"Why doesn't the Pope come here, why don't the Christians receive us in Europe?" This is a question that I – as an Italian – am often asked. Fortress Europe's recent policies have conspired to keep immigrants outside its walls, thus facilitating smugglers rather than creating much-needed humanitarian corridors. And just recently, the EU has preferred to establish a sea border patrol instead of supporting the life-saving programme Mare Nostrum, a wide-scale operation to rescue migrants lost at sea in the Mediterranean. Fortress Europe's walls are rising and its foundations are more stable than ever; the cornerstones of racism and political interests feeding illegal systems of human trafficking. Which is why, for many, Europe remains nothing but a mirage.
The deep voice of the priest resounds through the skeleton of the unfinished building, calling the believers to mass. It is Sunday evening, and Ainkawa mall is plunged into darkness. The electricity has been out for more than a week, and as the shadows slink down towards the West, candles weakly light up the corridors like fireflies.
No electricity means that the heaters remain turned off. In each room, hosting roughly five individuals per family, people must face up to the frost that enters arrogantly through the common spaces still under construction. Humidity creeps into the bones, dampening clothes and announcing a winter of distress and loss. No electricity also means that water pumps aren't working, leaving whole floors with no running water provisions and causing an immediate impact on hygiene, especially the state of the toilets. The residents are well aware that such unhealthy conditions will cause disease, and children and elders are already suffering. Frustration is finding alternative channels of expression, accumulating day by day and erupting into fights and incidents of domestic violence.
In addition, rumours are spreading that seem to foresee another displacement. Just a few kilometres away, the Church has started setting up around 1,000 caravans, probably designed to be used by the Christians of Ainkawa mall. Another displacement, among many others; another wait, amongst many others; another loss, amongst many others.
Men, women and children gather around the altar. One by one, they kiss and caress the small crucifix illuminated by the guttering candles.

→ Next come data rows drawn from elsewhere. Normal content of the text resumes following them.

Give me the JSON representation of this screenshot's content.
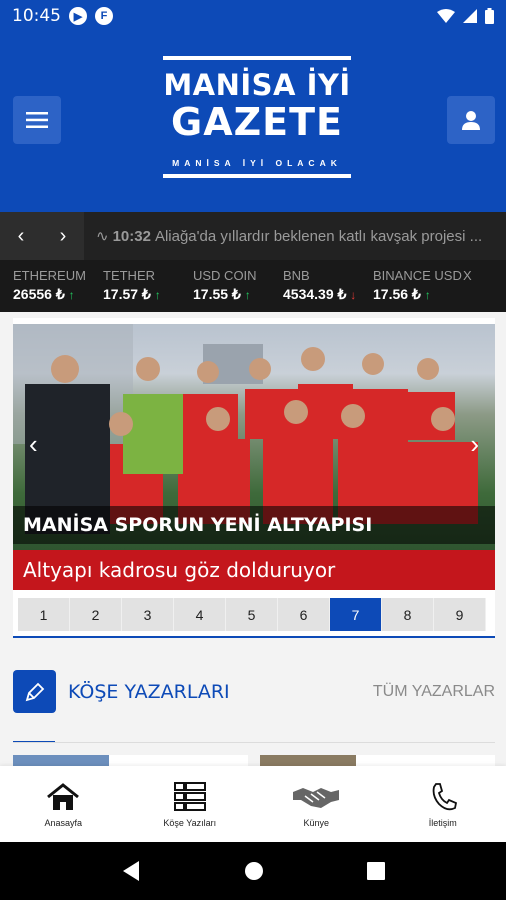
{
  "status_bar": {
    "time": "10:45"
  },
  "header": {
    "logo": {
      "line1": "MANİSA İYİ",
      "line2": "GAZETE",
      "tagline": "MANİSA İYİ OLACAK"
    }
  },
  "ticker": {
    "time": "10:32",
    "text": "Aliağa'da yıllardır beklenen katlı kavşak projesi ..."
  },
  "crypto": [
    {
      "name": "ETHEREUM",
      "value": "26556 ₺",
      "trend": "up"
    },
    {
      "name": "TETHER",
      "value": "17.57 ₺",
      "trend": "up"
    },
    {
      "name": "USD COIN",
      "value": "17.55 ₺",
      "trend": "up"
    },
    {
      "name": "BNB",
      "value": "4534.39 ₺",
      "trend": "down"
    },
    {
      "name": "BINANCE USD",
      "value": "17.56 ₺",
      "trend": "up"
    },
    {
      "name": "X",
      "value": "",
      "trend": ""
    }
  ],
  "slider": {
    "headline": "MANİSA SPORUN YENİ ALTYAPISI",
    "subline": "Altyapı kadrosu göz dolduruyor",
    "pages": [
      "1",
      "2",
      "3",
      "4",
      "5",
      "6",
      "7",
      "8",
      "9"
    ],
    "active_page": "7"
  },
  "columnists": {
    "title": "KÖŞE YAZARLARI",
    "all_link": "TÜM YAZARLAR"
  },
  "bottom_nav": [
    {
      "label": "Anasayfa",
      "icon": "home-icon"
    },
    {
      "label": "Köşe Yazıları",
      "icon": "grid-list-icon"
    },
    {
      "label": "Künye",
      "icon": "handshake-icon"
    },
    {
      "label": "İletişim",
      "icon": "phone-icon"
    }
  ],
  "colors": {
    "brand_blue": "#0d4ab7",
    "accent_red": "#c4161c",
    "ticker_bg": "#222222"
  }
}
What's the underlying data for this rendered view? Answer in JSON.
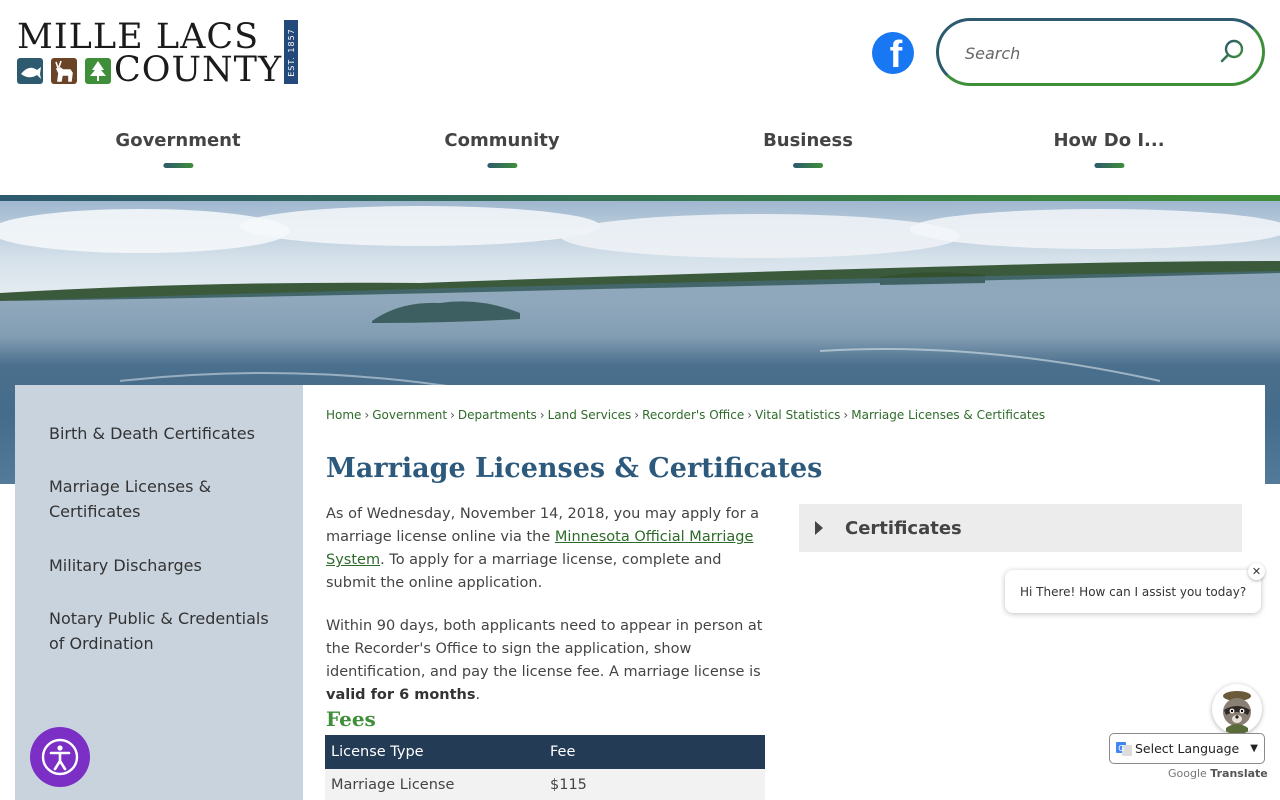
{
  "header": {
    "logo": {
      "line1": "MILLE LACS",
      "line2": "COUNTY",
      "established": "EST. 1857"
    },
    "search": {
      "placeholder": "Search"
    },
    "nav": [
      {
        "label": "Government"
      },
      {
        "label": "Community"
      },
      {
        "label": "Business"
      },
      {
        "label": "How Do I..."
      }
    ]
  },
  "sidebar": {
    "items": [
      {
        "label": "Birth & Death Certificates"
      },
      {
        "label": "Marriage Licenses & Certificates"
      },
      {
        "label": "Military Discharges"
      },
      {
        "label": "Notary Public & Credentials of Ordination"
      }
    ]
  },
  "main": {
    "breadcrumb": [
      "Home",
      "Government",
      "Departments",
      "Land Services",
      "Recorder's Office",
      "Vital Statistics",
      "Marriage Licenses & Certificates"
    ],
    "title": "Marriage Licenses & Certificates",
    "para1_before": "As of Wednesday, November 14, 2018, you may apply for a marriage license online via the ",
    "para1_link": "Minnesota Official Marriage System",
    "para1_after": ". To apply for a marriage license, complete and submit the online application.",
    "para2_before": "Within 90 days, both applicants need to appear in person at the Recorder's Office to sign the application, show identification, and pay the license fee. A marriage license is ",
    "para2_bold": "valid for 6 months",
    "para2_after": ".",
    "fees_heading": "Fees",
    "fees_table": {
      "headers": [
        "License Type",
        "Fee"
      ],
      "rows": [
        [
          "Marriage License",
          "$115"
        ]
      ]
    },
    "accordion_label": "Certificates"
  },
  "chat": {
    "message": "Hi There! How can I assist you today?",
    "close": "✕"
  },
  "translate": {
    "select_label": "Select Language",
    "powered_prefix": "Google",
    "powered_suffix": "Translate"
  },
  "colors": {
    "nav_accent_start": "#2d5a6e",
    "nav_accent_end": "#3f8f3a",
    "title": "#2d5a7c",
    "link": "#2e6b2a",
    "table_header": "#243b55",
    "a11y": "#7b2fc5"
  }
}
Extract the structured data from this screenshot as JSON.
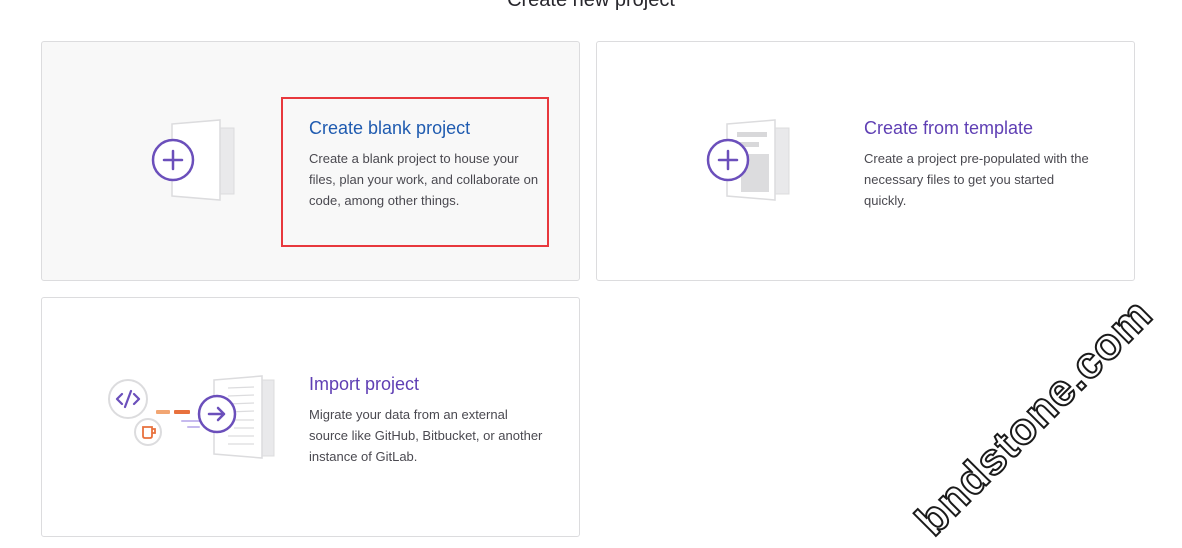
{
  "page": {
    "title": "Create new project"
  },
  "cards": [
    {
      "id": "blank",
      "title": "Create blank project",
      "description": "Create a blank project to house your files, plan your work, and collaborate on code, among other things.",
      "icon": "plus-icon"
    },
    {
      "id": "template",
      "title": "Create from template",
      "description": "Create a project pre-populated with the necessary files to get you started quickly.",
      "icon": "plus-icon"
    },
    {
      "id": "import",
      "title": "Import project",
      "description": "Migrate your data from an external source like GitHub, Bitbucket, or another instance of GitLab.",
      "icon": "arrow-right-icon"
    }
  ],
  "watermark": "bndstone.com",
  "colors": {
    "accent": "#6b4fbb",
    "title_blue": "#1f5bb0",
    "highlight": "#e8383d",
    "card_border": "#dcdcde"
  }
}
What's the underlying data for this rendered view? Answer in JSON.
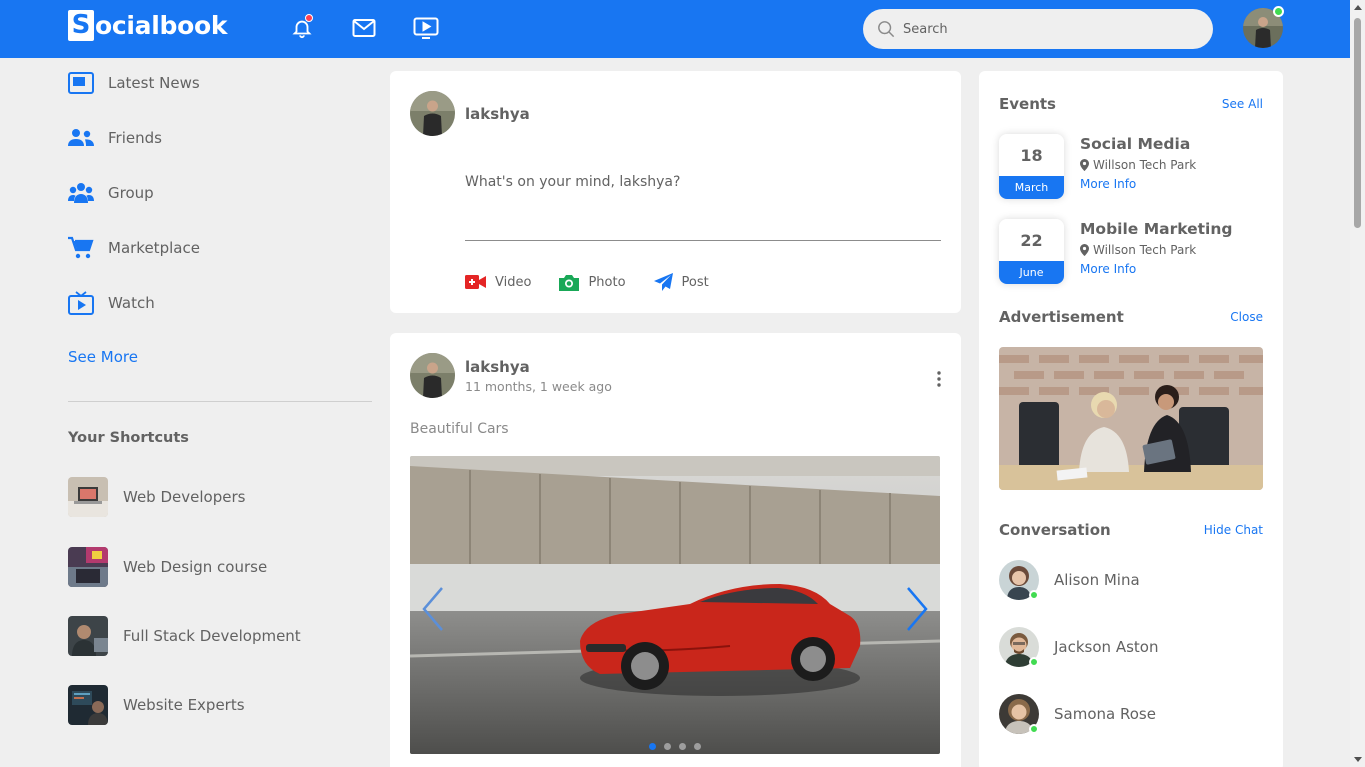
{
  "colors": {
    "brand": "#1876f2",
    "background": "#efefef",
    "text": "#626262",
    "online": "#41db51",
    "notification": "#ff4052"
  },
  "navbar": {
    "logo_letter": "S",
    "logo_rest": "ocialbook",
    "icons": [
      "bell-icon",
      "mail-icon",
      "video-icon"
    ],
    "search": {
      "placeholder": "Search",
      "value": ""
    }
  },
  "sidebar": {
    "links": [
      {
        "label": "Latest News",
        "icon": "news-icon"
      },
      {
        "label": "Friends",
        "icon": "friends-icon"
      },
      {
        "label": "Group",
        "icon": "group-icon"
      },
      {
        "label": "Marketplace",
        "icon": "cart-icon"
      },
      {
        "label": "Watch",
        "icon": "tv-icon"
      }
    ],
    "see_more": "See More",
    "shortcuts_title": "Your Shortcuts",
    "shortcuts": [
      {
        "label": "Web Developers"
      },
      {
        "label": "Web Design course"
      },
      {
        "label": "Full Stack Development"
      },
      {
        "label": "Website Experts"
      }
    ]
  },
  "write_post": {
    "user": "lakshya",
    "placeholder": "What's on your mind, lakshya?",
    "actions": [
      {
        "label": "Video",
        "icon": "video-camera-icon"
      },
      {
        "label": "Photo",
        "icon": "camera-icon"
      },
      {
        "label": "Post",
        "icon": "send-icon"
      }
    ]
  },
  "post": {
    "user": "lakshya",
    "time": "11 months, 1 week ago",
    "text": "Beautiful Cars",
    "carousel": {
      "slides": 4,
      "active": 1
    }
  },
  "events": {
    "title": "Events",
    "link": "See All",
    "items": [
      {
        "day": "18",
        "month": "March",
        "title": "Social Media",
        "location": "Willson Tech Park",
        "more": "More Info"
      },
      {
        "day": "22",
        "month": "June",
        "title": "Mobile Marketing",
        "location": "Willson Tech Park",
        "more": "More Info"
      }
    ]
  },
  "advertisement": {
    "title": "Advertisement",
    "link": "Close"
  },
  "conversation": {
    "title": "Conversation",
    "link": "Hide Chat",
    "people": [
      {
        "name": "Alison Mina"
      },
      {
        "name": "Jackson Aston"
      },
      {
        "name": "Samona Rose"
      }
    ]
  }
}
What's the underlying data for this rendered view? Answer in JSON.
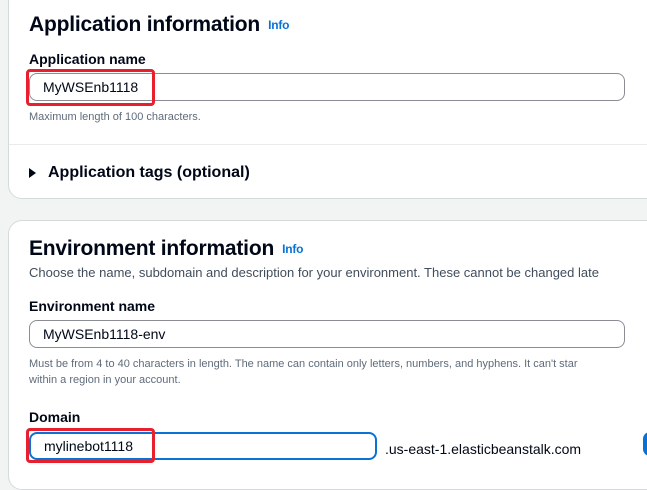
{
  "app_section": {
    "title": "Application information",
    "info_link": "Info",
    "name_label": "Application name",
    "name_value": "MyWSEnb1118",
    "name_hint": "Maximum length of 100 characters.",
    "tags_expander": "Application tags (optional)"
  },
  "env_section": {
    "title": "Environment information",
    "info_link": "Info",
    "description": "Choose the name, subdomain and description for your environment. These cannot be changed late",
    "name_label": "Environment name",
    "name_value": "MyWSEnb1118-env",
    "name_hint_line1": "Must be from 4 to 40 characters in length. The name can contain only letters, numbers, and hyphens. It can't star",
    "name_hint_line2": "within a region in your account.",
    "domain_label": "Domain",
    "domain_value": "mylinebot1118",
    "domain_suffix": ".us-east-1.elasticbeanstalk.com"
  },
  "colors": {
    "link": "#0972d3",
    "highlight": "#e8202d",
    "focus": "#0972d3"
  }
}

What will become of their future is still uncertain; but Christmas is coming soon and right now the residents are getting ready to celebrate the birth of Christ, in spite of all their hardships.
The views expressed in this article belong to the author and do not necessarily reflect the editorial policy of Middle East Monitor.